WORK INSTRUCTIONS:
The word "description" marks the lines you need; copy each of them from the data.

<<<<

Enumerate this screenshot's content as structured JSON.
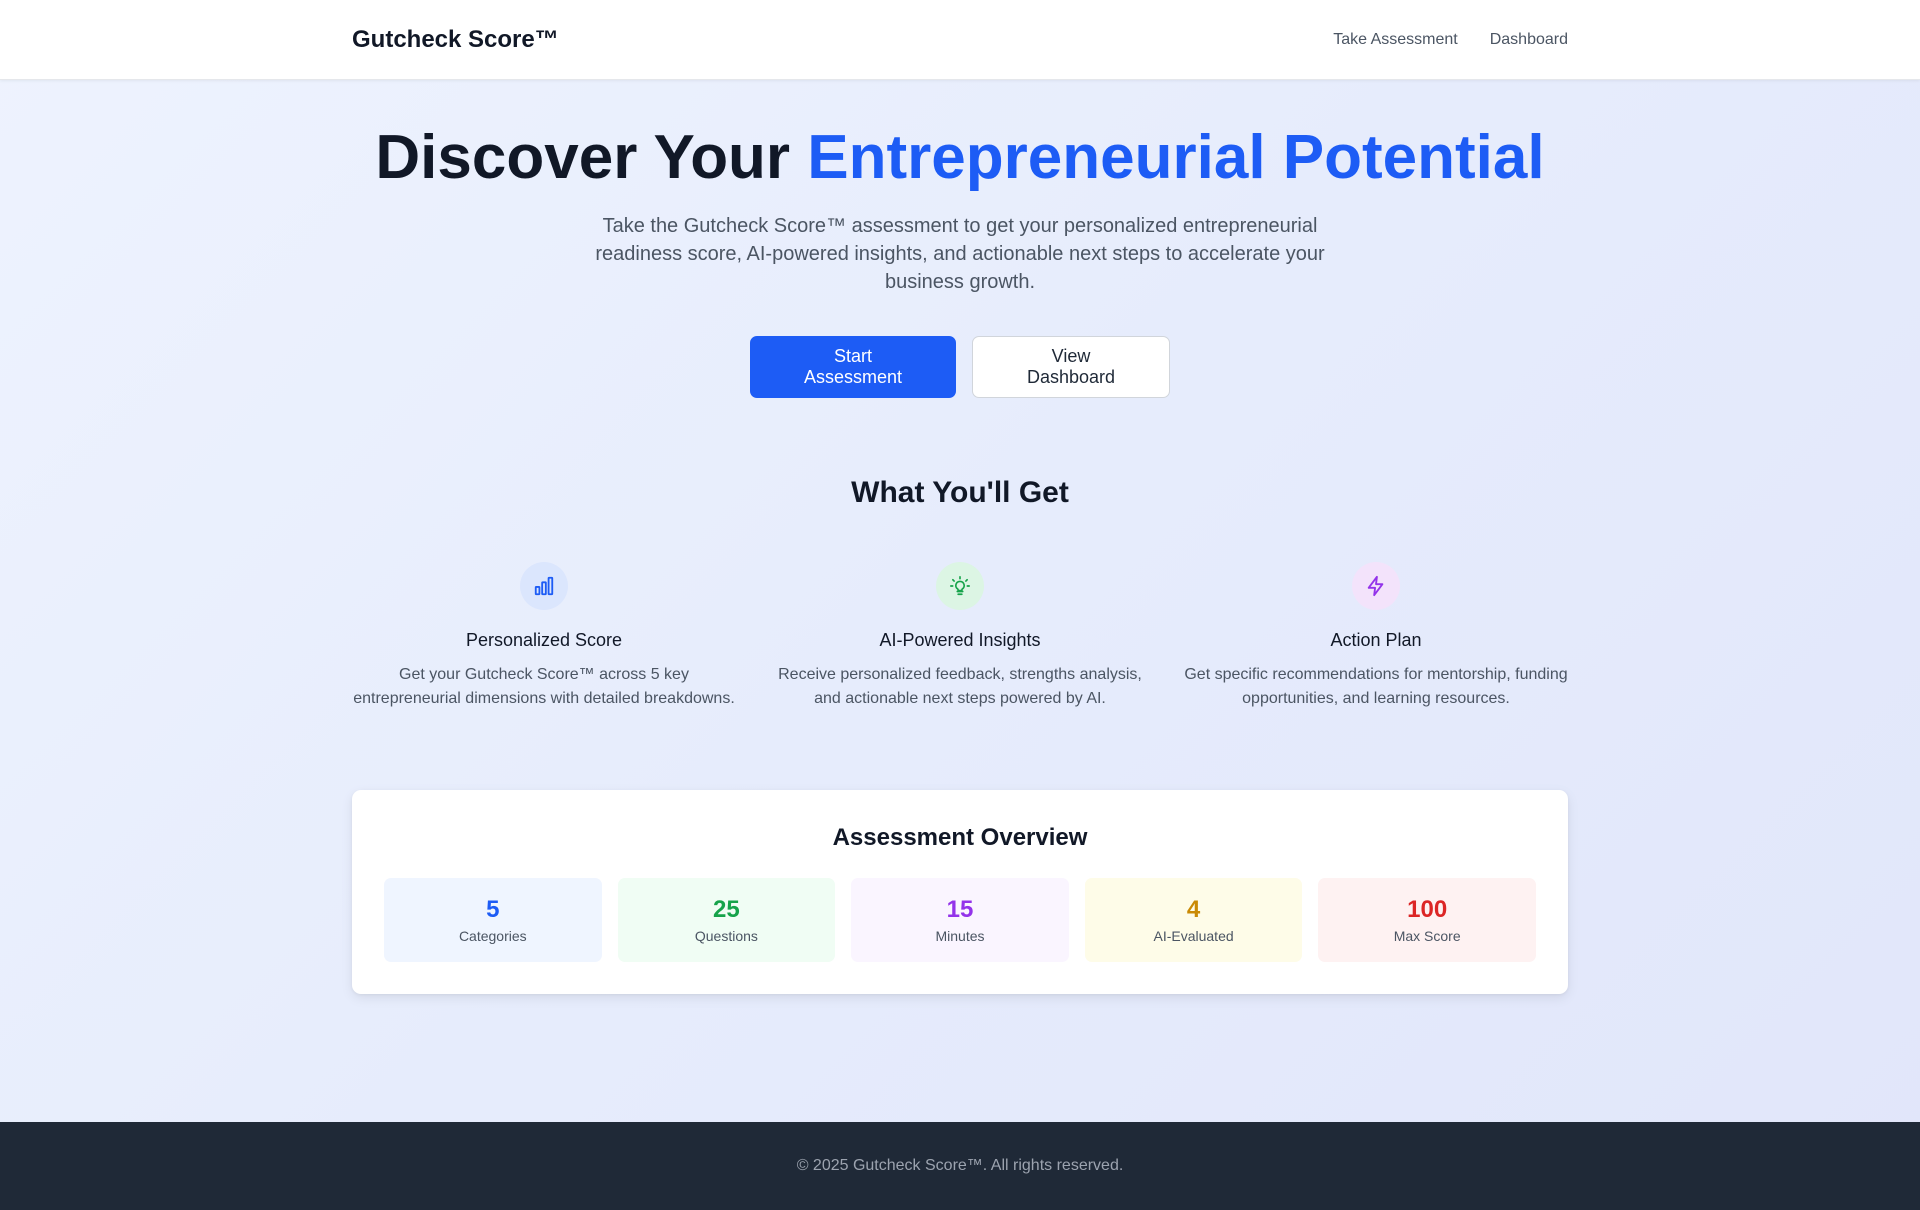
{
  "header": {
    "brand": "Gutcheck Score™",
    "nav": [
      "Take Assessment",
      "Dashboard"
    ]
  },
  "hero": {
    "title_plain": "Discover Your ",
    "title_accent": "Entrepreneurial Potential",
    "subtitle": "Take the Gutcheck Score™ assessment to get your personalized entrepreneurial readiness score, AI-powered insights, and actionable next steps to accelerate your business growth.",
    "primary_button": "Start Assessment",
    "secondary_button": "View Dashboard"
  },
  "features": {
    "title": "What You'll Get",
    "items": [
      {
        "icon": "bar-chart-icon",
        "title": "Personalized Score",
        "description": "Get your Gutcheck Score™ across 5 key entrepreneurial dimensions with detailed breakdowns.",
        "icon_color": "#1d5cf5",
        "icon_bg": "#dbe6fd"
      },
      {
        "icon": "lightbulb-icon",
        "title": "AI-Powered Insights",
        "description": "Receive personalized feedback, strengths analysis, and actionable next steps powered by AI.",
        "icon_color": "#16a34a",
        "icon_bg": "#dcf5e4"
      },
      {
        "icon": "lightning-icon",
        "title": "Action Plan",
        "description": "Get specific recommendations for mentorship, funding opportunities, and learning resources.",
        "icon_color": "#9333ea",
        "icon_bg": "#f3e3fb"
      }
    ]
  },
  "overview": {
    "title": "Assessment Overview",
    "stats": [
      {
        "value": "5",
        "label": "Categories",
        "color": "#1d5cf5",
        "bg": "#eff5ff"
      },
      {
        "value": "25",
        "label": "Questions",
        "color": "#16a34a",
        "bg": "#f0fdf4"
      },
      {
        "value": "15",
        "label": "Minutes",
        "color": "#9333ea",
        "bg": "#faf5ff"
      },
      {
        "value": "4",
        "label": "AI-Evaluated",
        "color": "#ca8a04",
        "bg": "#fefce8"
      },
      {
        "value": "100",
        "label": "Max Score",
        "color": "#dc2626",
        "bg": "#fef2f2"
      }
    ]
  },
  "footer": {
    "text": "© 2025 Gutcheck Score™. All rights reserved."
  }
}
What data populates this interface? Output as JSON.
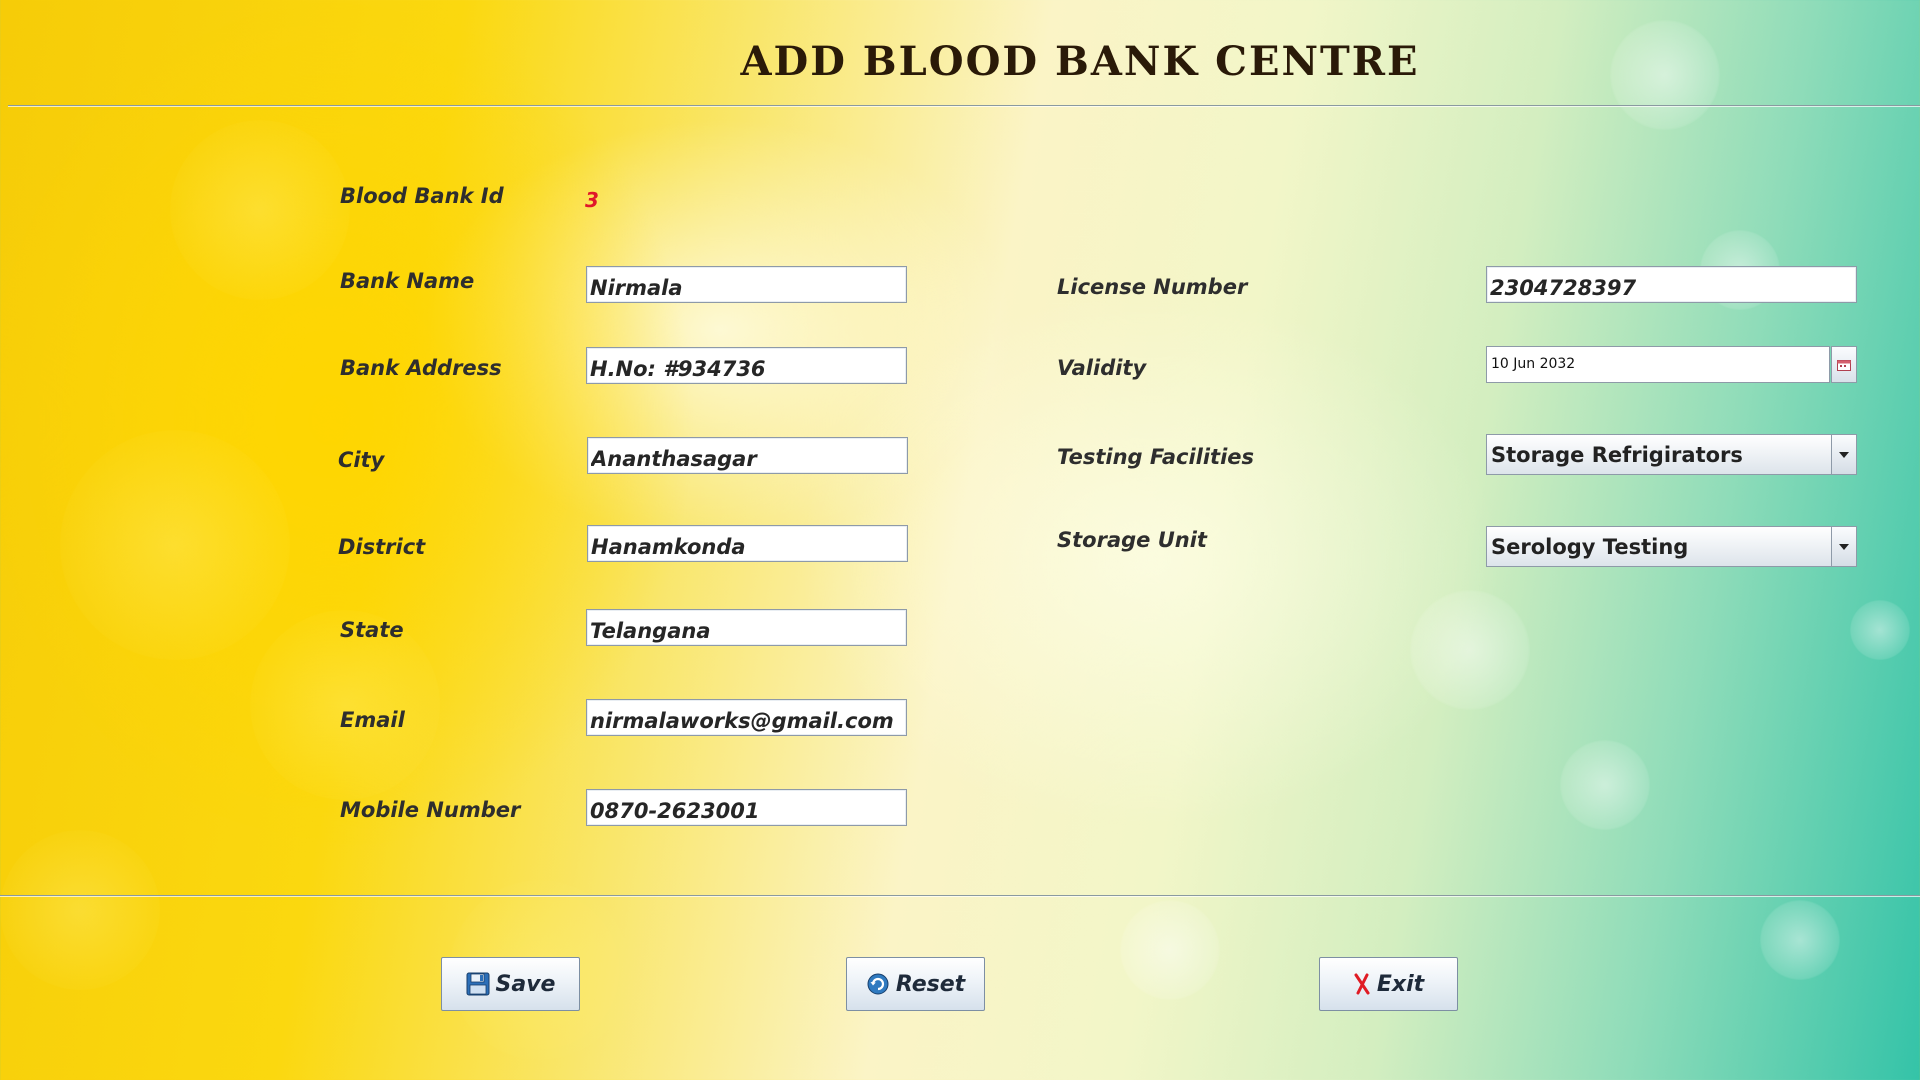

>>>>

TASK ANSWER:
        "description": "Get your Gutcheck Score™ across 5 key entrepreneurial dimensions with detailed breakdowns.",
        "description": "Receive personalized feedback, strengths analysis, and actionable next steps powered by AI.",
        "description": "Get specific recommendations for mentorship, funding opportunities, and learning resources.",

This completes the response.